Decoded Fashion - Fashion Tech Daily - Zappos


1. Birchbox, Seller of Beauty Products, Steps Out From Web With a Store

Birchbox plan to extend their online presence to offline by opening their first brick-and-mortar store in SoHo, New York.

2. How Yoox became the Amazon of the Fashion World

With two million orders placed every year and net revenues up over 20 per cent from last year, Yoox has become one of the leading e-tailing sites in fashion. A glimpse into the company’s operations and history.

3. How Tech Startups are Taking the Fashion Runway by Storm

“Fashion is not your typical tech startup” – How fashion-tech is democratizing the fashion industry and making it more tailored to consumers’ needs than ever before.

4. Zappos Creates Personalized Shopping Experience For Instagram’s #OOTD Fans

Zappos are harnessing the potential of the approximately 23 million #OOTD-tagged images on Instagram with their ‘Next OOTD campaign.’

This year could not have started better for Lyst, the London born eCommerce platform! Today, the company announced a $14 million dollar investment, led by Balderton Capital, one the largest venture capital firms in Europe.

Lyst works with some of the world’s leading brands such as Saks, Burberry, J.Crew, Net-A-Porter and Balenciaga In order to provide consumers a more personalized approach to the latest trends.

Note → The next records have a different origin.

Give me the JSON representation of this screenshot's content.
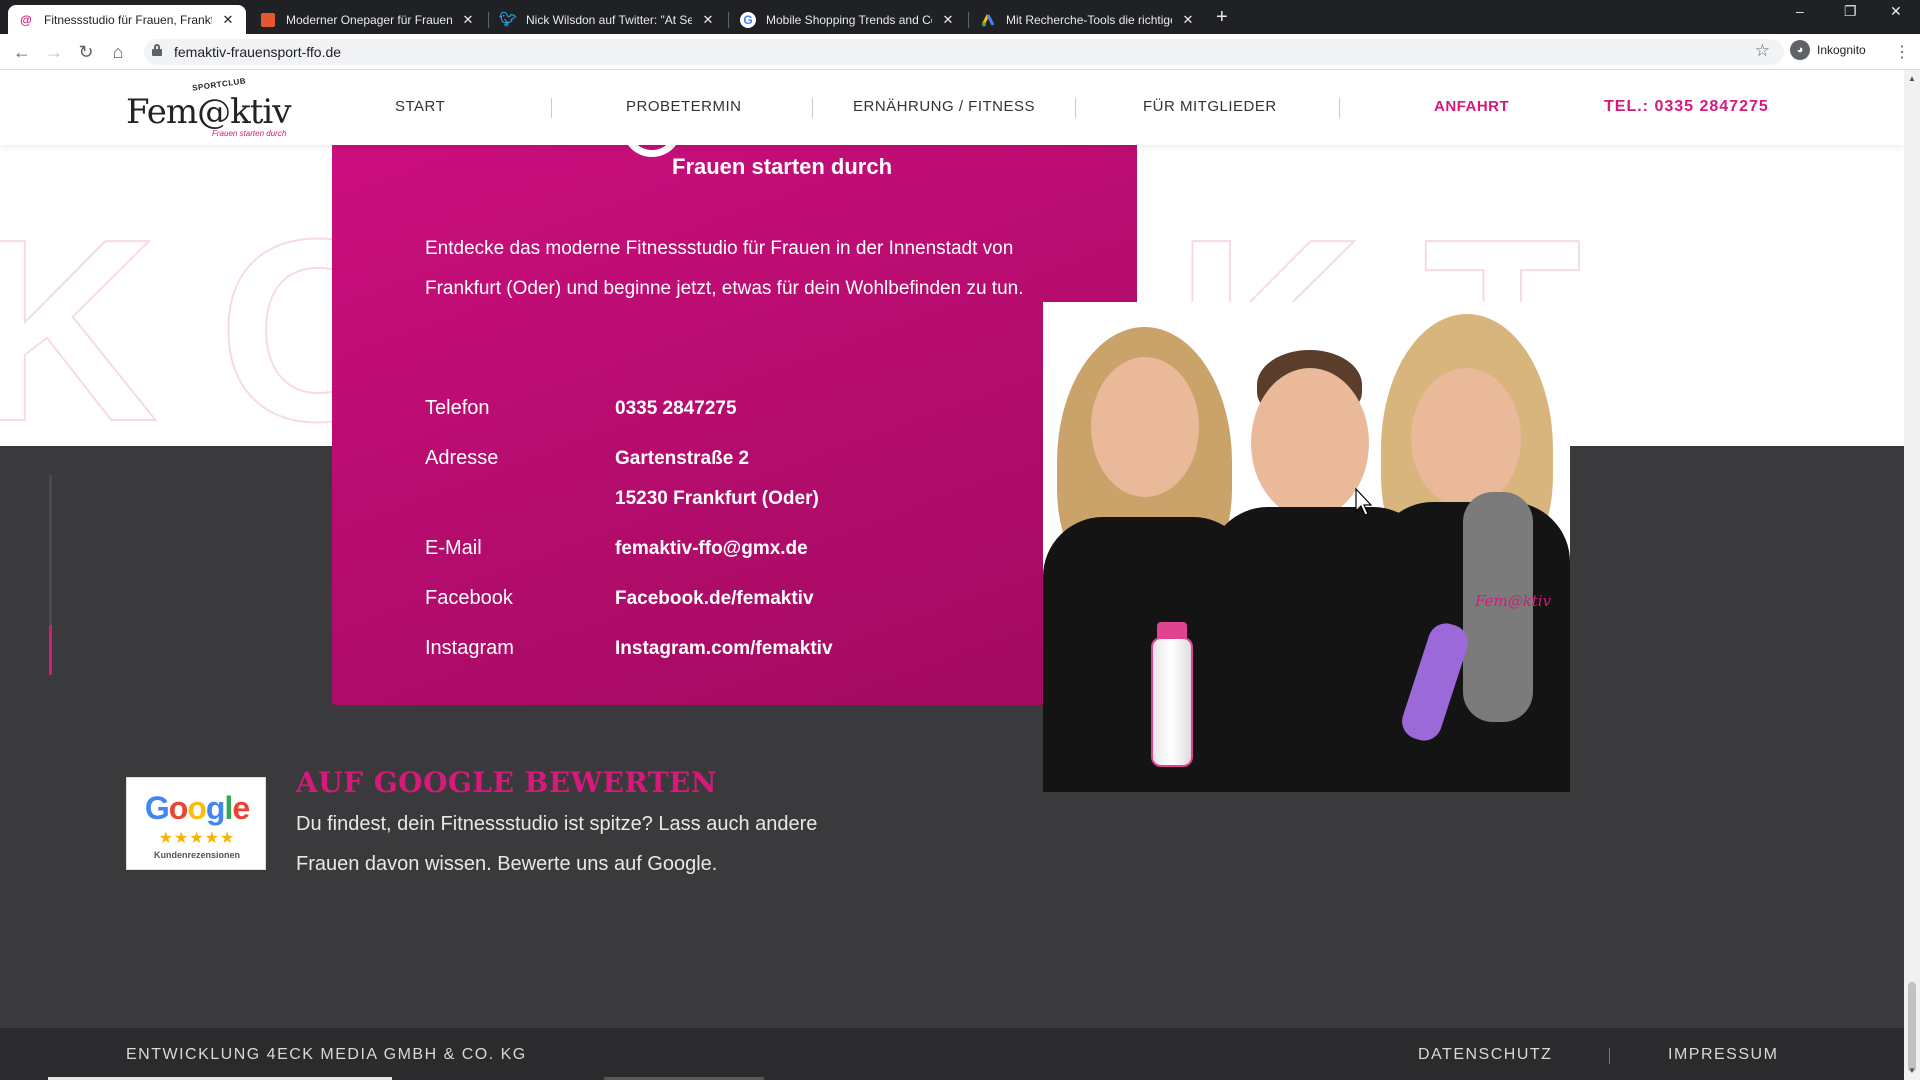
{
  "browser": {
    "tabs": [
      {
        "title": "Fitnessstudio für Frauen, Frankfurt",
        "icon": "femaktiv-favicon",
        "active": true
      },
      {
        "title": "Moderner Onepager für Frauen-",
        "icon": "orange-square-favicon",
        "active": false
      },
      {
        "title": "Nick Wilsdon auf Twitter: \"At Sea",
        "icon": "twitter-icon",
        "active": false
      },
      {
        "title": "Mobile Shopping Trends and Con",
        "icon": "google-icon",
        "active": false
      },
      {
        "title": "Mit Recherche-Tools die richtige",
        "icon": "google-ads-icon",
        "active": false
      }
    ],
    "new_tab": "+",
    "url": "femaktiv-frauensport-ffo.de",
    "profile_label": "Inkognito"
  },
  "site": {
    "logo": {
      "word": "Fem@ktiv",
      "club": "SPORTCLUB",
      "tagline": "Frauen starten durch"
    },
    "nav": [
      {
        "label": "START"
      },
      {
        "label": "PROBETERMIN"
      },
      {
        "label": "ERNÄHRUNG / FITNESS"
      },
      {
        "label": "FÜR MITGLIEDER"
      },
      {
        "label": "ANFAHRT",
        "active": true
      }
    ],
    "phone": "TEL.: 0335 2847275",
    "background_letters": "KONTAKT",
    "card": {
      "tagline": "Frauen starten durch",
      "intro": "Entdecke das moderne Fitnessstudio für Frauen in der Innenstadt von Frankfurt (Oder) und beginne jetzt, etwas für dein Wohlbefinden zu tun.",
      "contacts": [
        {
          "label": "Telefon",
          "value": "0335 2847275"
        },
        {
          "label": "Adresse",
          "value": "Gartenstraße 2",
          "value2": "15230 Frankfurt (Oder)"
        },
        {
          "label": "E-Mail",
          "value": "femaktiv-ffo@gmx.de"
        },
        {
          "label": "Facebook",
          "value": "Facebook.de/femaktiv"
        },
        {
          "label": "Instagram",
          "value": "Instagram.com/femaktiv"
        }
      ]
    },
    "photo": {
      "shirt_logo": "Fem@ktiv"
    },
    "google_review": {
      "badge_logo": "Google",
      "badge_stars": "★★★★★",
      "badge_caption": "Kundenrezensionen",
      "title": "AUF GOOGLE BEWERTEN",
      "text": "Du findest, dein Fitnessstudio ist spitze? Lass auch andere Frauen davon wissen. Bewerte uns auf Google."
    },
    "footer": {
      "developer": "ENTWICKLUNG 4ECK MEDIA GMBH & CO. KG",
      "links": [
        "DATENSCHUTZ",
        "IMPRESSUM"
      ]
    }
  },
  "colors": {
    "brand_pink": "#d6197a",
    "dark_bg": "#3a3a3c",
    "footer_bg": "#2b2b2d"
  }
}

In 2013, the business grew over 400%. Lyst currently generates over $60 million annually in sales due to its 2 million monthly users and it is backed by a range of investors including  Accel Partners (Facebook, Spotify), DFJ (Skype, Hotmail) as well as the teams behind Oscar de la Renta and Tory Burch.

The investment led by Balderton, a company which had previously invested in YOOX, will enable Lyst to grow and position themselves as an e-commerce leader in the fashion space. “We’re thrilled to have Balderton join us on our journey.” stated


Chris Morton, Lyst CEO and cofounder. “2013 was an amazing year for us, particularly as we launched fashion’s first universal shopping cart, which is revolutionizing the space by enabling shoppers to check out from multiple brands and stores in a single step on site.”

Lyst’s main focus will be internationalization and hiring new talent throughout New York and London.

The company, which launched in 2010, has now raised over $20 million.  In 2013, Lyst was recognized by the British Government as one of the fastest growing companies in the UK. It has also won the TechCrunch top award for the leading European startup in Fashion, Art or Music.